Work to be completed:
Please read the records below and return each line holding the string "Расчет".

[Entries from a dataset of interfaces]
•••
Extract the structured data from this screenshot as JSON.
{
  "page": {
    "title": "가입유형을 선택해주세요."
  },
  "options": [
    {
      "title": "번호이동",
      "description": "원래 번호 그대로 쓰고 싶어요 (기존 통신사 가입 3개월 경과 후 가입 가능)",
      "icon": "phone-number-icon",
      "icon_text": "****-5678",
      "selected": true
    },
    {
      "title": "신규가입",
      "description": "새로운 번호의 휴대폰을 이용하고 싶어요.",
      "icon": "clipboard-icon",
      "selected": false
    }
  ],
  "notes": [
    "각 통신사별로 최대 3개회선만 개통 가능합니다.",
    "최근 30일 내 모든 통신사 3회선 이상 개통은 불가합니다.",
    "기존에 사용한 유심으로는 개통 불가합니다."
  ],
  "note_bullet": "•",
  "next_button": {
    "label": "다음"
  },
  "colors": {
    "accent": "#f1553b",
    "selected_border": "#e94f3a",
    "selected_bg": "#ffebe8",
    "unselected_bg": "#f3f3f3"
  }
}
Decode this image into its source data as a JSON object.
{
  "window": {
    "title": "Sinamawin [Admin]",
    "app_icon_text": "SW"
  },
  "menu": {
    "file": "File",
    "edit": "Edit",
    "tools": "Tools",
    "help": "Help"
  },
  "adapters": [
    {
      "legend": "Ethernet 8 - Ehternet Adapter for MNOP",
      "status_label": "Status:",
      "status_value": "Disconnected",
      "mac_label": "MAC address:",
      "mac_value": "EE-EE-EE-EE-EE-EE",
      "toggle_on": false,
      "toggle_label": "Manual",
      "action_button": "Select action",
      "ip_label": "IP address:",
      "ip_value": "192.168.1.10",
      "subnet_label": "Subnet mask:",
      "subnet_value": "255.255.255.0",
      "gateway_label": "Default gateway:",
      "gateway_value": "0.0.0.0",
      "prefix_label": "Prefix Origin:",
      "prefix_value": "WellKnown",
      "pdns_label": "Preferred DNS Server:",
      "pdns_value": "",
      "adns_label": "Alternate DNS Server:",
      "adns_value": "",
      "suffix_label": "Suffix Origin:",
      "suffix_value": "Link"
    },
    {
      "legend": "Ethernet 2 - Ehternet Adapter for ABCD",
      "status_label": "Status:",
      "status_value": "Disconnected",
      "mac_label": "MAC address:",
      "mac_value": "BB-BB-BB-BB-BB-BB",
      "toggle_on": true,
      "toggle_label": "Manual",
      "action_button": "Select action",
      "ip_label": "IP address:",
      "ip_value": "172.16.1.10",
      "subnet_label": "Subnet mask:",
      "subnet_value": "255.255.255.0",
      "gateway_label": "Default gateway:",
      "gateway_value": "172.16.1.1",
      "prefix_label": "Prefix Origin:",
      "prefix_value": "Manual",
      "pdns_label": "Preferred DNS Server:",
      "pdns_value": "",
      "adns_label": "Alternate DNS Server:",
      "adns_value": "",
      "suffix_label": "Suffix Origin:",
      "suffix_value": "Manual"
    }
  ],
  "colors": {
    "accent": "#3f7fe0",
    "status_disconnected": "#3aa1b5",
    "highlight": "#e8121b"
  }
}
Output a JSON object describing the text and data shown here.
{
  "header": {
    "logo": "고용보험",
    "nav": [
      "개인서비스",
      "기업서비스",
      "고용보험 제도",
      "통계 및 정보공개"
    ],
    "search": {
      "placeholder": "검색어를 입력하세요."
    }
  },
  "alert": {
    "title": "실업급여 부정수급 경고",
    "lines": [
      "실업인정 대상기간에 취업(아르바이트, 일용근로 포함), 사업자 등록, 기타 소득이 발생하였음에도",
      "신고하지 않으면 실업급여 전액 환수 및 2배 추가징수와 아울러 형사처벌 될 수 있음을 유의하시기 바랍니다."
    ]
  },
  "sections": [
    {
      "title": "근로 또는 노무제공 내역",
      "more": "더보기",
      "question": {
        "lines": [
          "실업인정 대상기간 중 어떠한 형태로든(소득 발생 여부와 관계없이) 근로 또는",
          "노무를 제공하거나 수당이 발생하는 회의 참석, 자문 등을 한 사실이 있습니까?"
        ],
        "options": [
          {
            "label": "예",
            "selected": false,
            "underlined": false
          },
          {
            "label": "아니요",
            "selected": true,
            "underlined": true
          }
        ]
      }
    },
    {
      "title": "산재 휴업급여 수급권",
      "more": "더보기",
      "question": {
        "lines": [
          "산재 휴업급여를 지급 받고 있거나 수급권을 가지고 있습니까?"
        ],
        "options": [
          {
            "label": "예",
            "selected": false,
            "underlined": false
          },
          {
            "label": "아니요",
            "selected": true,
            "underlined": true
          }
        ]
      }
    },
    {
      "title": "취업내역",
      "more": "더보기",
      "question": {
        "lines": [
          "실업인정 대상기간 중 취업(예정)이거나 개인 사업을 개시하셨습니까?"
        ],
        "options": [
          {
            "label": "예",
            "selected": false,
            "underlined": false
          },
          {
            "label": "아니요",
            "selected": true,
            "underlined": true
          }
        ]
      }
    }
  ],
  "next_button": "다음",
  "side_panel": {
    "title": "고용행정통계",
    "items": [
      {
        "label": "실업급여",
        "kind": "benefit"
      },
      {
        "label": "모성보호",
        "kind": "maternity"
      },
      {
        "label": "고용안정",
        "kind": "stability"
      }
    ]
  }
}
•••
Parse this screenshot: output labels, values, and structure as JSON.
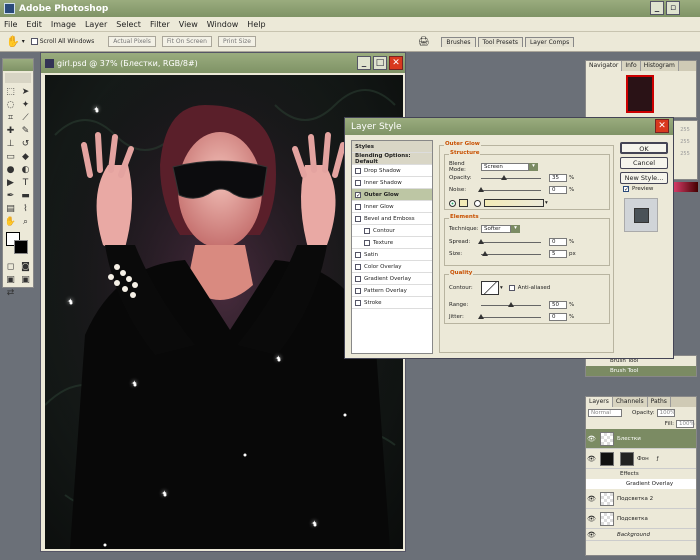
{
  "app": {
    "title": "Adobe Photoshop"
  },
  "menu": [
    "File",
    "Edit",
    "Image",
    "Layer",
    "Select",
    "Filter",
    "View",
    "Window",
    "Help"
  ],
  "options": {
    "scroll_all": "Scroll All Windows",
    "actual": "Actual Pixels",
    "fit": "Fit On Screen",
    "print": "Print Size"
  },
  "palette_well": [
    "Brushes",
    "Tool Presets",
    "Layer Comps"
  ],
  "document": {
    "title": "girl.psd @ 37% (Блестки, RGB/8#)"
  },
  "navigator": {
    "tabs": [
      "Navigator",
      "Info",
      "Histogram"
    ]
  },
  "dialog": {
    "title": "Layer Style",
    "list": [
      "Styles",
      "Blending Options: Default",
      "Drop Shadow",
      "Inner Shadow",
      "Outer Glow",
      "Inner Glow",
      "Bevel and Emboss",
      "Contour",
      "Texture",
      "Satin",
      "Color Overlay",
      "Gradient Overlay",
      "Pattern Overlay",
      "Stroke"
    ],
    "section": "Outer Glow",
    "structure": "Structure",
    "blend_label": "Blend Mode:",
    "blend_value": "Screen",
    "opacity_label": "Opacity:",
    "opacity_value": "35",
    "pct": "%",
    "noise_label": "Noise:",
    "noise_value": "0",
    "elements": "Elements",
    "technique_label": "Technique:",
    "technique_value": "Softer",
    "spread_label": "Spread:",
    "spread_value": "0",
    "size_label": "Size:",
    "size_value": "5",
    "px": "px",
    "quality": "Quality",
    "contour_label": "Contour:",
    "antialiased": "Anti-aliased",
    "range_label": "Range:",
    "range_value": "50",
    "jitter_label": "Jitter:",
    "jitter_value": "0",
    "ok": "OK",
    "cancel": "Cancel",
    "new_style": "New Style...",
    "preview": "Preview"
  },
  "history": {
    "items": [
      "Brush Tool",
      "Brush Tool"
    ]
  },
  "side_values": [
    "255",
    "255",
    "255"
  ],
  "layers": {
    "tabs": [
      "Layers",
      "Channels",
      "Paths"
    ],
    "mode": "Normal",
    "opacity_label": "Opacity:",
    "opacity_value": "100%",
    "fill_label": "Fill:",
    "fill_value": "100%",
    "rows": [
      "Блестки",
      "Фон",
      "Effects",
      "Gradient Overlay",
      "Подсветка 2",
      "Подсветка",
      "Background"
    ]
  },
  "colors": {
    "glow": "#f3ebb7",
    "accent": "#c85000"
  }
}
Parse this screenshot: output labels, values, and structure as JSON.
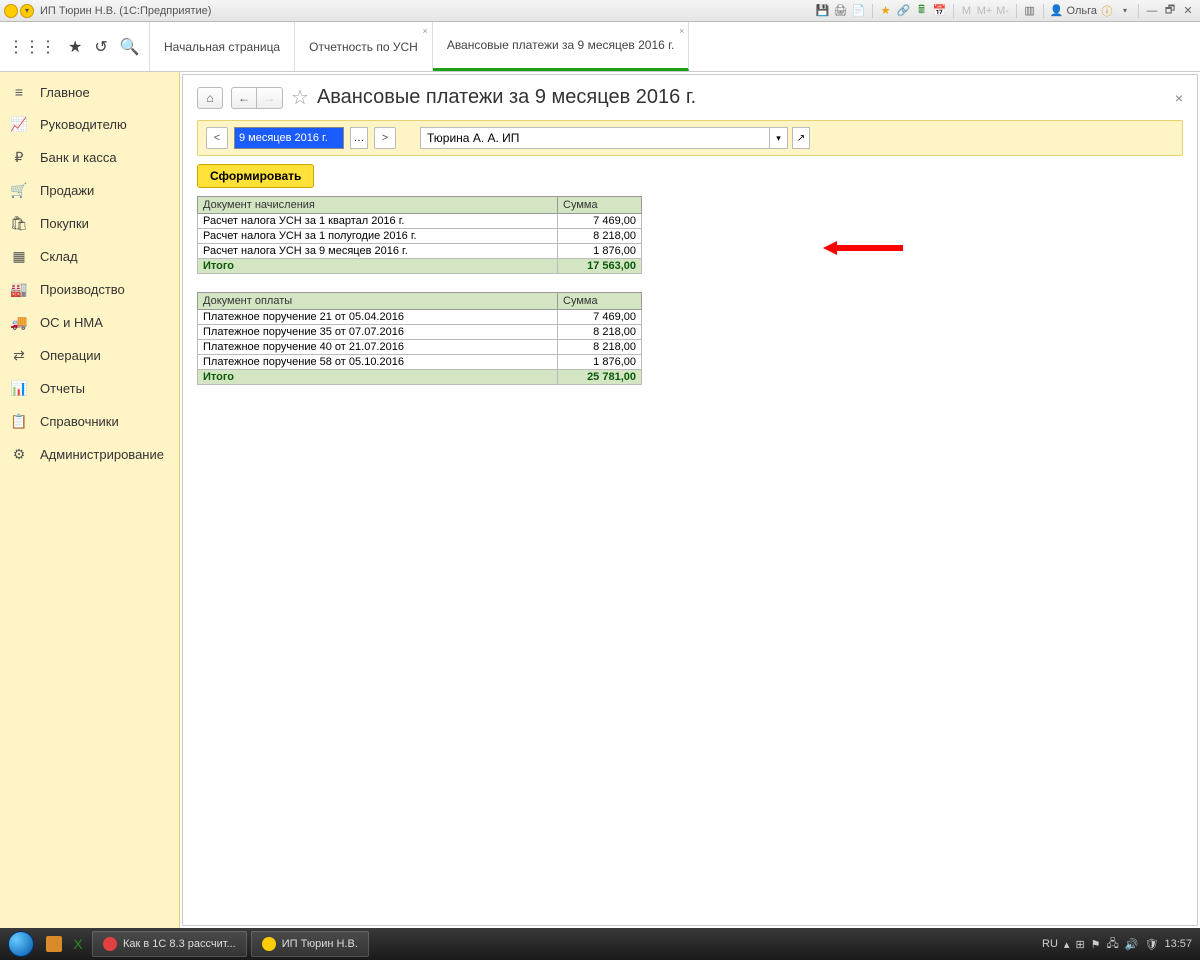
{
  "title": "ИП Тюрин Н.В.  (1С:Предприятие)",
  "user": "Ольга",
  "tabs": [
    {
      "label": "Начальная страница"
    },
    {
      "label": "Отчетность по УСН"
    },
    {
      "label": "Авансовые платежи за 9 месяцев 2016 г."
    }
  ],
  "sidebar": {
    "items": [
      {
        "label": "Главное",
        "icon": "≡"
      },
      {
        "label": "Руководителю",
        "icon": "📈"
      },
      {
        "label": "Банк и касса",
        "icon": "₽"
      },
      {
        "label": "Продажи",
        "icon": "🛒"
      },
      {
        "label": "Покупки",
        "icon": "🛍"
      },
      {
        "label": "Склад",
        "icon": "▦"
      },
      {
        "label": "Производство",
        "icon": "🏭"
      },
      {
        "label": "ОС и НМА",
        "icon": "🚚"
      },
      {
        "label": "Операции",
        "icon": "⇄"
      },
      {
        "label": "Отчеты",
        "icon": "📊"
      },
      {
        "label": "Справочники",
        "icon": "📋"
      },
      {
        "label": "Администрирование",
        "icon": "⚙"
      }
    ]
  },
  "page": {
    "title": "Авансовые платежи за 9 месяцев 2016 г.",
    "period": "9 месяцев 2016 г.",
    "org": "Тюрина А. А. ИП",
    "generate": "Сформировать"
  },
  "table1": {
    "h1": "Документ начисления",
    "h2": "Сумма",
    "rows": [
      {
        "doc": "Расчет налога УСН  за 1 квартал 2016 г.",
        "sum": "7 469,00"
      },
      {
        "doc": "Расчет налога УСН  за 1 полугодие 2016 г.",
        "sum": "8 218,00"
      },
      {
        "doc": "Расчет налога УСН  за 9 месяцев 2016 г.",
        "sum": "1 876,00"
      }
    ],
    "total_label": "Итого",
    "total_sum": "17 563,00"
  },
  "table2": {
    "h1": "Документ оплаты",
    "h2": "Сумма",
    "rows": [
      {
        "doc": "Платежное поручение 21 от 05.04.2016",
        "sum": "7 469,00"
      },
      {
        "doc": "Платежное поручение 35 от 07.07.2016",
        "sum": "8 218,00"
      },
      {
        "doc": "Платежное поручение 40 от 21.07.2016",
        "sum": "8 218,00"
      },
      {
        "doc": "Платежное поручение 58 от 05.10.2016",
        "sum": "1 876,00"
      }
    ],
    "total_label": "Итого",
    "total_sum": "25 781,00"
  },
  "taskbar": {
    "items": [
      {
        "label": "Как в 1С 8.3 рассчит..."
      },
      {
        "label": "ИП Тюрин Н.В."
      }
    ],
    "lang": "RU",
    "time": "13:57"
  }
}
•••
Task output:
        "doc": "Расчет налога УСН  за 1 квартал 2016 г.",
        "doc": "Расчет налога УСН  за 1 полугодие 2016 г.",
        "doc": "Расчет налога УСН  за 9 месяцев 2016 г.",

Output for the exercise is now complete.